*WORK TO COMPLETE*: Give only the number of lines in the listing below where the string "description" occurs.

*DATASET EXTRACT*:
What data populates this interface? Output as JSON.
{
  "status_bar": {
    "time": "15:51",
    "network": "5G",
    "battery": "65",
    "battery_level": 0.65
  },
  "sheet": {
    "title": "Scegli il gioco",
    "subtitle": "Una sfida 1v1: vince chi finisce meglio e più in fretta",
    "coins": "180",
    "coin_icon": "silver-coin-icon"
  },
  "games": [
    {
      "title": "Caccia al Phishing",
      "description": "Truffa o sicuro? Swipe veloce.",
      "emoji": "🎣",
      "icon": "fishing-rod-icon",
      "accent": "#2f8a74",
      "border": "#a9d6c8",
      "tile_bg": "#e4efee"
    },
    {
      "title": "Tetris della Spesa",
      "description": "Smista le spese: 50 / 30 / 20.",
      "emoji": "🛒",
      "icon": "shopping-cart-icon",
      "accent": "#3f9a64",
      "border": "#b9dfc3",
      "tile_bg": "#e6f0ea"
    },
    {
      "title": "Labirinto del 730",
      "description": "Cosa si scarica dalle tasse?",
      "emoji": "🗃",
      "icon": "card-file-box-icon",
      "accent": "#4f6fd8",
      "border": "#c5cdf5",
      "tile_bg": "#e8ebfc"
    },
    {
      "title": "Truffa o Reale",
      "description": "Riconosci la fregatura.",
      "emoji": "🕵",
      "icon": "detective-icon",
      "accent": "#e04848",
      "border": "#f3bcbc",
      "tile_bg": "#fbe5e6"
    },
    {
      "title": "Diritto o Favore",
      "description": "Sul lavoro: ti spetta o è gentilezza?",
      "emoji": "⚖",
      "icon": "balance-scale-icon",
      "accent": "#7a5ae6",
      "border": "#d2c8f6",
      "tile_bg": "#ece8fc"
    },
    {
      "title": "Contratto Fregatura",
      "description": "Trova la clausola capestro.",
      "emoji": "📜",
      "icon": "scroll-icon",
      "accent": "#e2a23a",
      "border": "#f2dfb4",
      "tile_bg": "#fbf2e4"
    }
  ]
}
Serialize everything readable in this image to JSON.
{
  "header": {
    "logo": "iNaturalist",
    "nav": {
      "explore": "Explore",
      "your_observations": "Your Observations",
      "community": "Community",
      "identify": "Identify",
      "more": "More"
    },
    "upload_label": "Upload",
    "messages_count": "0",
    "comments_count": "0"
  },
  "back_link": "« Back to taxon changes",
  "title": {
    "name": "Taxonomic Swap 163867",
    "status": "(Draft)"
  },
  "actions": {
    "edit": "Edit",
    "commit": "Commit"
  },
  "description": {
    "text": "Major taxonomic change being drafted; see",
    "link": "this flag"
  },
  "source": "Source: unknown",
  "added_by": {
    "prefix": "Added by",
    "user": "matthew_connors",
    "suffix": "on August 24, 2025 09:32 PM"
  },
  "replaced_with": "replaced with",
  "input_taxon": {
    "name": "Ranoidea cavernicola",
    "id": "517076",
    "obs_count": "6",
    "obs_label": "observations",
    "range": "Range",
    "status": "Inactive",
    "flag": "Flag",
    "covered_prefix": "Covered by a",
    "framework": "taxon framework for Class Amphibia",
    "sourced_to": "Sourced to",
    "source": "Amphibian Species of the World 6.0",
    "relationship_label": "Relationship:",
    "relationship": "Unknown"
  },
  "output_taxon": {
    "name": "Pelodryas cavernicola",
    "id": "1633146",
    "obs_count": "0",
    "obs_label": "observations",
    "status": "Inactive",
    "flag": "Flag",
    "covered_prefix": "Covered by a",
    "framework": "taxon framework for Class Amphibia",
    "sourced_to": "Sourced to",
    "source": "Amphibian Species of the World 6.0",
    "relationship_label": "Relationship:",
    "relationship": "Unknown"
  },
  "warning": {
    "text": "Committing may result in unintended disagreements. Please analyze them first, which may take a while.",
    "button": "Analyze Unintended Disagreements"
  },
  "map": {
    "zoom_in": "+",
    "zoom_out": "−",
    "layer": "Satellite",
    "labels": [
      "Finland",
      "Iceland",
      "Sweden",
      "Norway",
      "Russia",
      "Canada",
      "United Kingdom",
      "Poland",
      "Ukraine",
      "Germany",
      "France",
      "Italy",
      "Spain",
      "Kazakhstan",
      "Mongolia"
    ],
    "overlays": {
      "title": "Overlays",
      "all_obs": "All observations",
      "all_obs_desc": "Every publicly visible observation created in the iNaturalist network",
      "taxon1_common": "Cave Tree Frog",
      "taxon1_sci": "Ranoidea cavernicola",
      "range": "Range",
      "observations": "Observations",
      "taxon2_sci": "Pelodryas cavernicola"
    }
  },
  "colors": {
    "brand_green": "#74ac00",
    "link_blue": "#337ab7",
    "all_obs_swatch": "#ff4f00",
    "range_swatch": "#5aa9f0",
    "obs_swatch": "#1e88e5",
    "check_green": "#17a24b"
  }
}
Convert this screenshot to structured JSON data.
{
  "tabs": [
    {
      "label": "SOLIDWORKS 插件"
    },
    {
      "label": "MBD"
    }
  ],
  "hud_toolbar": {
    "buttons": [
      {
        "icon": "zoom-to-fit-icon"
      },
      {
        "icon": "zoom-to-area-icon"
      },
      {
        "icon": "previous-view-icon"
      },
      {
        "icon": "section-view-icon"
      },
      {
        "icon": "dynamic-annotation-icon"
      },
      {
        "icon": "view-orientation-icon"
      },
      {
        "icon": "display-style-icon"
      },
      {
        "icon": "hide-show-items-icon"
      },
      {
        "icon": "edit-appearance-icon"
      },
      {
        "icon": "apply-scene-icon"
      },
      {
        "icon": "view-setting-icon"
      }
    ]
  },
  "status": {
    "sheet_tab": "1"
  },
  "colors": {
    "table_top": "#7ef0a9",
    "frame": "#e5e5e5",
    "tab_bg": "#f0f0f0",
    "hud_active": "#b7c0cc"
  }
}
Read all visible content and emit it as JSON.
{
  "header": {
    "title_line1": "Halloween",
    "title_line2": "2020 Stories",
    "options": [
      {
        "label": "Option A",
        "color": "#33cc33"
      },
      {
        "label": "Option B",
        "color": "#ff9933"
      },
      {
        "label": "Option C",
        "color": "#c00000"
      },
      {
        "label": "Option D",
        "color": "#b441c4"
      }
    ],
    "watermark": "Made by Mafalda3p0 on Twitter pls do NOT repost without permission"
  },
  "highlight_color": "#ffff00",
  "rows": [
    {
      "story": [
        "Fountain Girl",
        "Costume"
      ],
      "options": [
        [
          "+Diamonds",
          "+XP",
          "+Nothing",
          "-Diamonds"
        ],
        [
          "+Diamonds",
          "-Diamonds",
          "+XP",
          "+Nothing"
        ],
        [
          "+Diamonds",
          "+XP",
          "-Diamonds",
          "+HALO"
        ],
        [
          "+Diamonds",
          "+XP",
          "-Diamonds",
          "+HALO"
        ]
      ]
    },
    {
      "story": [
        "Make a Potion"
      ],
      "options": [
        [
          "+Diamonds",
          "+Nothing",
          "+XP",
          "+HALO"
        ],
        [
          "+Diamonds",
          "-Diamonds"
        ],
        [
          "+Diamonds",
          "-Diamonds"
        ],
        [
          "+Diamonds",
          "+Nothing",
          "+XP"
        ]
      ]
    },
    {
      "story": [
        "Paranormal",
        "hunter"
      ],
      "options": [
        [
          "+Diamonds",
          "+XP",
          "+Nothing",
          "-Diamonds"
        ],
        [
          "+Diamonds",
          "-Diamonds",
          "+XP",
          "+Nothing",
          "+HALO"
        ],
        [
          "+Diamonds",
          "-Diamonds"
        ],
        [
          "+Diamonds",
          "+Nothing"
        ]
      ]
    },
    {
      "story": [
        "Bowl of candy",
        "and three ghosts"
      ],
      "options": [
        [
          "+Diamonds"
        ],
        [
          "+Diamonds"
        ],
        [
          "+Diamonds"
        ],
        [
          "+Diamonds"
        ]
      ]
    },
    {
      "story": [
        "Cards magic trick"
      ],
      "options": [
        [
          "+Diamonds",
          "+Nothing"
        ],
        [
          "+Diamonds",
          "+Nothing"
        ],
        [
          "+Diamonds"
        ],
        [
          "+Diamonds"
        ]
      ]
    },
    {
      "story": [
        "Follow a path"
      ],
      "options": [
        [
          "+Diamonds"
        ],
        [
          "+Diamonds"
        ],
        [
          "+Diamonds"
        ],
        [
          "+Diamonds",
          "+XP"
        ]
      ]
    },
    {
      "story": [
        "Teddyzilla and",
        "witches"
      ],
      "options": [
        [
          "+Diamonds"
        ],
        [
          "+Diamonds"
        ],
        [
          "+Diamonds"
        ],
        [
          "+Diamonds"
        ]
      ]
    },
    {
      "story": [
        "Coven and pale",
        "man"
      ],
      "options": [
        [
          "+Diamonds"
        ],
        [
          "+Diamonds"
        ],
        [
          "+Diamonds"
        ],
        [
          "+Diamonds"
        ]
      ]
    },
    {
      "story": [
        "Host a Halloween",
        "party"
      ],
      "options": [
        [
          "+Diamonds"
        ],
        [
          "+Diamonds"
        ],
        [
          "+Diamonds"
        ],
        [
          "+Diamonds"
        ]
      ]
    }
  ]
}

*TASK SOLUTION*: 7